ABOUT THIS EXERCISE | Without including any picture, repeat the records below exactly.
○ ○ ○
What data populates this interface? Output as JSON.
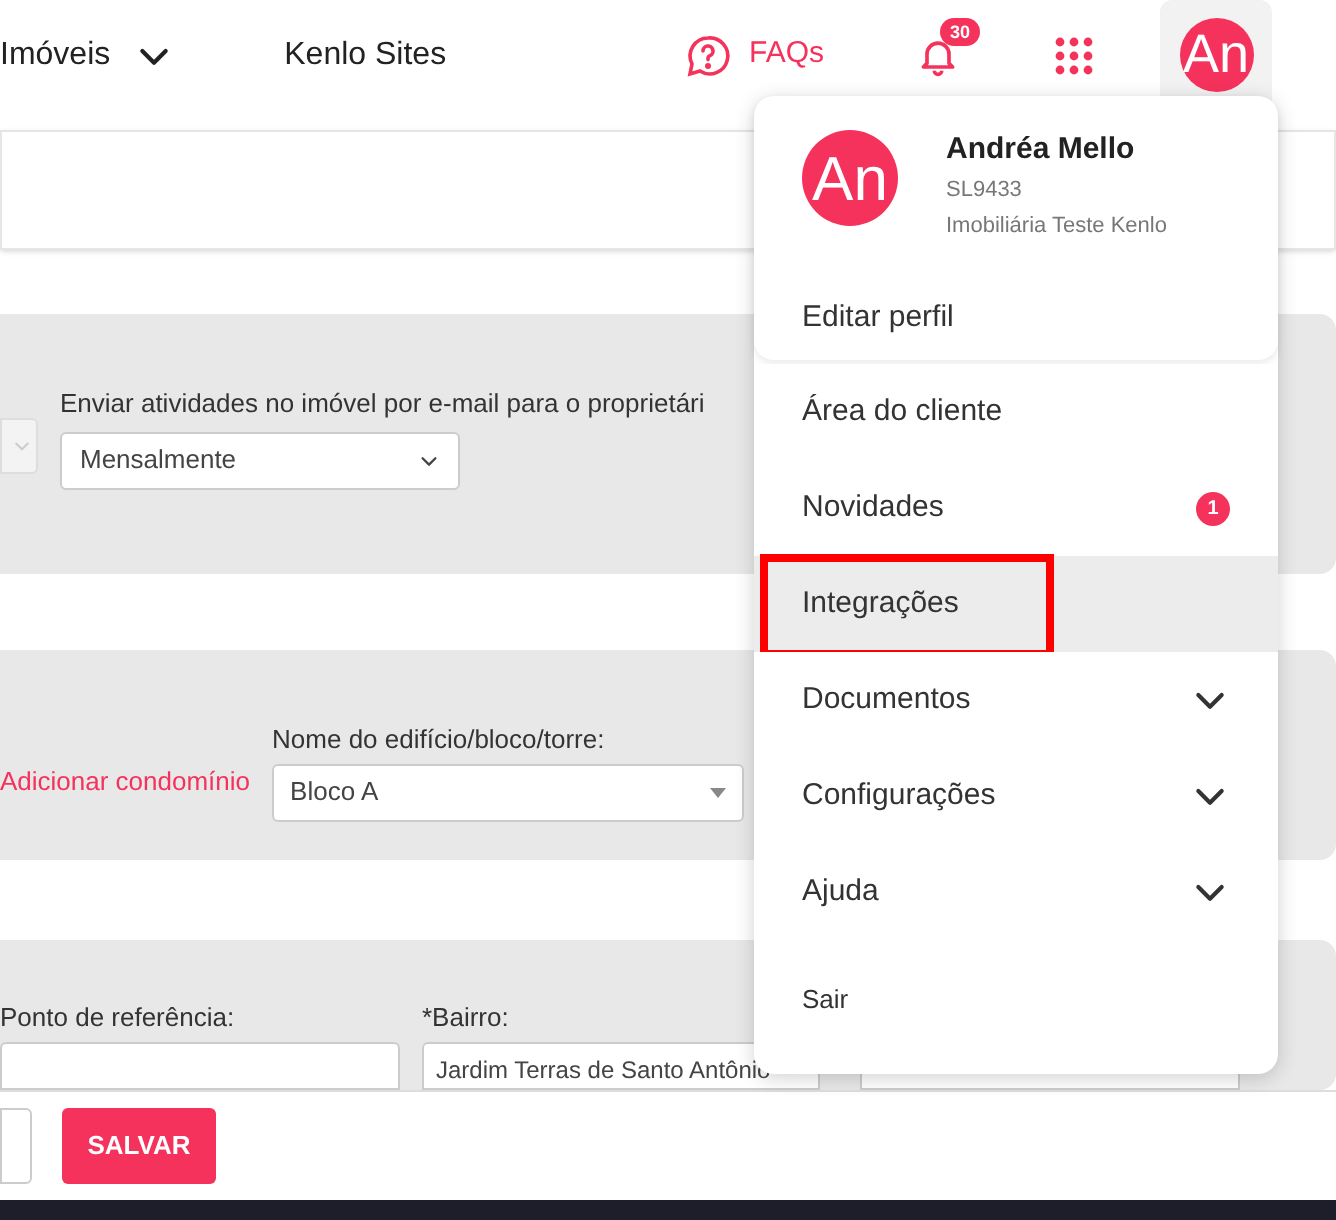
{
  "nav": {
    "items": [
      {
        "label": "Imóveis",
        "kind": "dropdown"
      },
      {
        "label": "Kenlo Sites",
        "kind": "link"
      }
    ],
    "faq": "FAQs",
    "notifications": "30",
    "avatar": "An"
  },
  "form": {
    "email_label": "Enviar atividades no imóvel por e-mail para o proprietári",
    "email_value": "Mensalmente",
    "add_condo": "Adicionar condomínio",
    "building_label": "Nome do edifício/bloco/torre:",
    "building_value": "Bloco A",
    "reference_label": "Ponto de referência:",
    "district_label": "*Bairro:",
    "district_value": "Jardim Terras de Santo Antônio"
  },
  "footer": {
    "save": "SALVAR"
  },
  "menu": {
    "avatar": "An",
    "name": "Andréa Mello",
    "code": "SL9433",
    "company": "Imobiliária Teste Kenlo",
    "edit": "Editar perfil",
    "items": [
      {
        "label": "Área do cliente",
        "kind": "link",
        "selected": false
      },
      {
        "label": "Novidades",
        "kind": "badge",
        "badge": "1",
        "selected": false
      },
      {
        "label": "Integrações",
        "kind": "link",
        "selected": true,
        "highlighted": true
      },
      {
        "label": "Documentos",
        "kind": "expand",
        "selected": false
      },
      {
        "label": "Configurações",
        "kind": "expand",
        "selected": false
      },
      {
        "label": "Ajuda",
        "kind": "expand",
        "selected": false
      },
      {
        "label": "Sair",
        "kind": "small",
        "selected": false
      }
    ]
  }
}
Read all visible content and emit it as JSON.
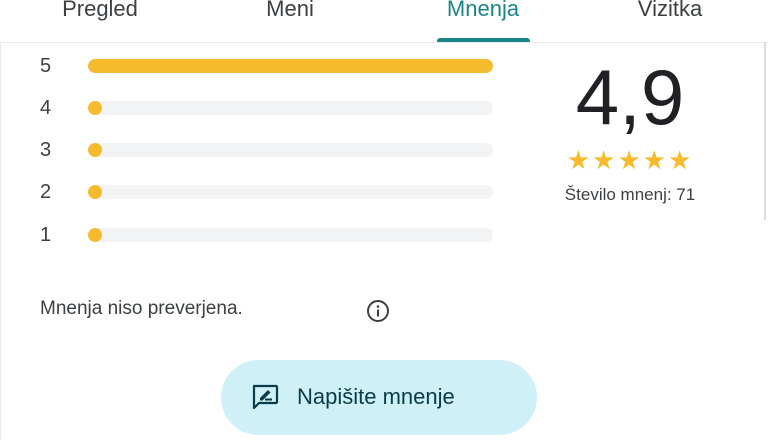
{
  "tabs": [
    {
      "label": "Pregled",
      "active": false
    },
    {
      "label": "Meni",
      "active": false
    },
    {
      "label": "Mnenja",
      "active": true
    },
    {
      "label": "Vizitka",
      "active": false
    }
  ],
  "rating_summary": {
    "score": "4,9",
    "stars": "★★★★★",
    "count_text": "Število mnenj: 71"
  },
  "distribution": [
    {
      "label": "5",
      "fraction": 1.0
    },
    {
      "label": "4",
      "fraction": 0.035
    },
    {
      "label": "3",
      "fraction": 0.02
    },
    {
      "label": "2",
      "fraction": 0.006
    },
    {
      "label": "1",
      "fraction": 0.02
    }
  ],
  "verification_note": "Mnenja niso preverjena.",
  "write_review": {
    "label": "Napišite mnenje",
    "icon": "write-review-icon"
  },
  "colors": {
    "accent": "#1a8589",
    "star": "#f6bb2d",
    "button_bg": "#cff0f7"
  },
  "icons": {
    "info": "info-icon",
    "write": "rate-review-icon"
  }
}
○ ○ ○
WRITTEN ANSWER |
What data populates this interface? Output as JSON.
{
  "nav": {
    "items": [
      {
        "label": "Imóveis",
        "kind": "dropdown"
      },
      {
        "label": "Kenlo Sites",
        "kind": "link"
      }
    ],
    "faq": "FAQs",
    "notifications": "30",
    "avatar": "An"
  },
  "form": {
    "email_label": "Enviar atividades no imóvel por e-mail para o proprietári",
    "email_value": "Mensalmente",
    "add_condo": "Adicionar condomínio",
    "building_label": "Nome do edifício/bloco/torre:",
    "building_value": "Bloco A",
    "reference_label": "Ponto de referência:",
    "district_label": "*Bairro:",
    "district_value": "Jardim Terras de Santo Antônio"
  },
  "footer": {
    "save": "SALVAR"
  },
  "menu": {
    "avatar": "An",
    "name": "Andréa Mello",
    "code": "SL9433",
    "company": "Imobiliária Teste Kenlo",
    "edit": "Editar perfil",
    "items": [
      {
        "label": "Área do cliente",
        "kind": "link",
        "selected": false
      },
      {
        "label": "Novidades",
        "kind": "badge",
        "badge": "1",
        "selected": false
      },
      {
        "label": "Integrações",
        "kind": "link",
        "selected": true,
        "highlighted": true
      },
      {
        "label": "Documentos",
        "kind": "expand",
        "selected": false
      },
      {
        "label": "Configurações",
        "kind": "expand",
        "selected": false
      },
      {
        "label": "Ajuda",
        "kind": "expand",
        "selected": false
      },
      {
        "label": "Sair",
        "kind": "small",
        "selected": false
      }
    ]
  }
}
Read all visible content and emit it as JSON.
{
  "tabs": [
    {
      "label": "Pregled",
      "active": false
    },
    {
      "label": "Meni",
      "active": false
    },
    {
      "label": "Mnenja",
      "active": true
    },
    {
      "label": "Vizitka",
      "active": false
    }
  ],
  "rating_summary": {
    "score": "4,9",
    "stars": "★★★★★",
    "count_text": "Število mnenj: 71"
  },
  "distribution": [
    {
      "label": "5",
      "fraction": 1.0
    },
    {
      "label": "4",
      "fraction": 0.035
    },
    {
      "label": "3",
      "fraction": 0.02
    },
    {
      "label": "2",
      "fraction": 0.006
    },
    {
      "label": "1",
      "fraction": 0.02
    }
  ],
  "verification_note": "Mnenja niso preverjena.",
  "write_review": {
    "label": "Napišite mnenje",
    "icon": "write-review-icon"
  },
  "colors": {
    "accent": "#1a8589",
    "star": "#f6bb2d",
    "button_bg": "#cff0f7"
  },
  "icons": {
    "info": "info-icon",
    "write": "rate-review-icon"
  }
}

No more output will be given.